You're saying there, the superconductive phase is formed with Mott-insulator, in which each orbital is polarized, so it allows superconductivity. It violates another assumption of yours, i.e. the fact, there is no apparent voltage drop on the superconductor. Such polarization would form zones of space charge, which would lead into voltage drop and the dissipation of energy in similar way, like at the case of space charge zones inside of semiconductor junction. You see: no voltage, no polarization, no conductivity mechanism for Mott insulator.
Can't download any of your .pdfs
It just works for me, see for example http://www.cathod...nism.pdf
1 / 5 (1) Jun 25, 2011
Can't download any of your .pdfs
Suggestion or work-a-round?
Done so in the past, though, without problem.

Go to my website and click on the book "The Physics Delusion"; At the bottom of that page are pdf extracts. Let me know if you cannot find them. They should download since I have just now downloaded them.
1 / 5 (1) Jun 25, 2011
You're saying there, the superconductive phase is formed with Mott-insulator, in which each orbital is polarized, so it allows superconductivity. It violates another assumption of yours, i.e. the fact, there is no apparent voltage drop on the superconductor. [/quote]
Maybe I was not stating my case clearly in this regard: Obviously, when a current flows through a superconductor, there is no electric-field and thus no polarisation. But there must also be no acceleration: Thus when applying an electric-field without injecting charge carriers, the charge-carriers within the superconductor must not accelerate, or else they cannot be superconductying charge-carriers. Therefore, under these conditions, they must polarise: And if you keep on increasing the electric-field their polarisation will become high enough so that the localised orbitals will "depin": i.e. an insulator to metal transition will occur.
1 / 5 (1) Jun 25, 2011
You see: no voltage, no polarization, no conductivity mechanism for Mott insulator.

When the orbitals in a Mott-insulator have a low density, electrical conduction above T=0 occurs by hopping which is driven by temperature fluctuations. When the density of orbitals becomes high enough, the current flows by hopping which is driven by quantum fluctuations: This means that (delta)E*(delta)t=g(hbar) allows superconduction to occur. g is determined by the shape of the orbital-wave and the flux quantum can be derived to be given by (gh)/e. Since it is measured to be h/(2e), it means that the value of g is 1/2 and the charge of the charge-carrier is e: It is a fermion.
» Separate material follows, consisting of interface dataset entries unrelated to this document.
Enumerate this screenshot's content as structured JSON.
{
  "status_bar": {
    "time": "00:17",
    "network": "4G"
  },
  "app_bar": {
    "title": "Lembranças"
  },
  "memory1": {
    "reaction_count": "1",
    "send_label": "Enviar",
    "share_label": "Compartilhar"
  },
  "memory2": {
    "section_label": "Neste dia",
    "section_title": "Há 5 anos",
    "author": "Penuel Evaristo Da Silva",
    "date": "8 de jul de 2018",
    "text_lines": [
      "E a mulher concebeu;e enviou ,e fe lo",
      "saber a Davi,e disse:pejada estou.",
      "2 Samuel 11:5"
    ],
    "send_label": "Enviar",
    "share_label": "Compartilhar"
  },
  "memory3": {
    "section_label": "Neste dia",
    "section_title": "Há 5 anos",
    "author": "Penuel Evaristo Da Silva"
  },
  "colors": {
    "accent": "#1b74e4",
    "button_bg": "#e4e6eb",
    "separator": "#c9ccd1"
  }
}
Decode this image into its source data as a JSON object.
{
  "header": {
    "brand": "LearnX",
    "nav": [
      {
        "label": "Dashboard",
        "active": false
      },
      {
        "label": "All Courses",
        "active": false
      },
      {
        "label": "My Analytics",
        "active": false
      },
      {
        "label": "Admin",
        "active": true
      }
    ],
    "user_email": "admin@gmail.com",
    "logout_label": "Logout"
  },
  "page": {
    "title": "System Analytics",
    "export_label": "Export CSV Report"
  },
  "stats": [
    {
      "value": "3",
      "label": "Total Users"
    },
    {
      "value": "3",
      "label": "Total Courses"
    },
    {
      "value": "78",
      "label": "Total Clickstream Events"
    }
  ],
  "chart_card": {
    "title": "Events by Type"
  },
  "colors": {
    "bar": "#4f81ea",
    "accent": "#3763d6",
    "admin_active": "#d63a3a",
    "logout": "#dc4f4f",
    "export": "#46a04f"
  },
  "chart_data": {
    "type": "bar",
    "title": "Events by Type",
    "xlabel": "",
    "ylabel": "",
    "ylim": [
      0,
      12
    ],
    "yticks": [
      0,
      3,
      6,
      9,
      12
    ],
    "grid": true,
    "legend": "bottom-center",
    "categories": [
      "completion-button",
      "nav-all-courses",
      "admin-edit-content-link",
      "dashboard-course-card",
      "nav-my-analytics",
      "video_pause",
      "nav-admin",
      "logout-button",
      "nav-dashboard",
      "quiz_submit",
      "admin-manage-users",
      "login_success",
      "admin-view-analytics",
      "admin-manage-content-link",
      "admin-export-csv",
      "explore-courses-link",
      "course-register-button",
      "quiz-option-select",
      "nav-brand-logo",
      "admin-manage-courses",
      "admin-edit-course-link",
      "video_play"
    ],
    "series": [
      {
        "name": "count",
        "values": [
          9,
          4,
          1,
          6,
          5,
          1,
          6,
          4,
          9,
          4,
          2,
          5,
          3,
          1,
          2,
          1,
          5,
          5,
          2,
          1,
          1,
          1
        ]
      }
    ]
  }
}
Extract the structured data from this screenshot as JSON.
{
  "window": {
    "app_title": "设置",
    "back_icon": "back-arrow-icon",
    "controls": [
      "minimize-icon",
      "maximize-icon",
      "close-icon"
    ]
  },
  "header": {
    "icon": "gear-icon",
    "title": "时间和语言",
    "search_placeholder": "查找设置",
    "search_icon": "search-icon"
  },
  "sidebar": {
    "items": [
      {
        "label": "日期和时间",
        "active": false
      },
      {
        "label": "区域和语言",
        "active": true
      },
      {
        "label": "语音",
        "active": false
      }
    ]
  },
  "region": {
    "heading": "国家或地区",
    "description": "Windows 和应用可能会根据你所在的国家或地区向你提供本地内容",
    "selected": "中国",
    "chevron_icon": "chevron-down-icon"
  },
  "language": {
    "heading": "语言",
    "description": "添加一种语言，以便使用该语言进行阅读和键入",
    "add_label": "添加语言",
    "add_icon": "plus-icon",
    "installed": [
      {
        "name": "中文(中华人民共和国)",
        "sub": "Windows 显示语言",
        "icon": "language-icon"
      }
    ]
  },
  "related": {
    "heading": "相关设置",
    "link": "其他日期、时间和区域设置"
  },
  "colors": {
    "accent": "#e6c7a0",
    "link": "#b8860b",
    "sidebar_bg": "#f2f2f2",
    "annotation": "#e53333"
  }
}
Wigner-orbitals are Gaussian orbitals and for such orbitals one expects that g=1/2. These orbitals also model the isotope effect perfectly.
Note that any "free" charge-carrier (like a Cooper pair) can be accelerated and can therefore not transport a SC-current. To generate a SC you must have an MI phase change!

Please sign in to add a comment. Registration is free, and takes less than a minute. Read more

Click here to reset your password.
Sign in to get notified via email when new comments are made.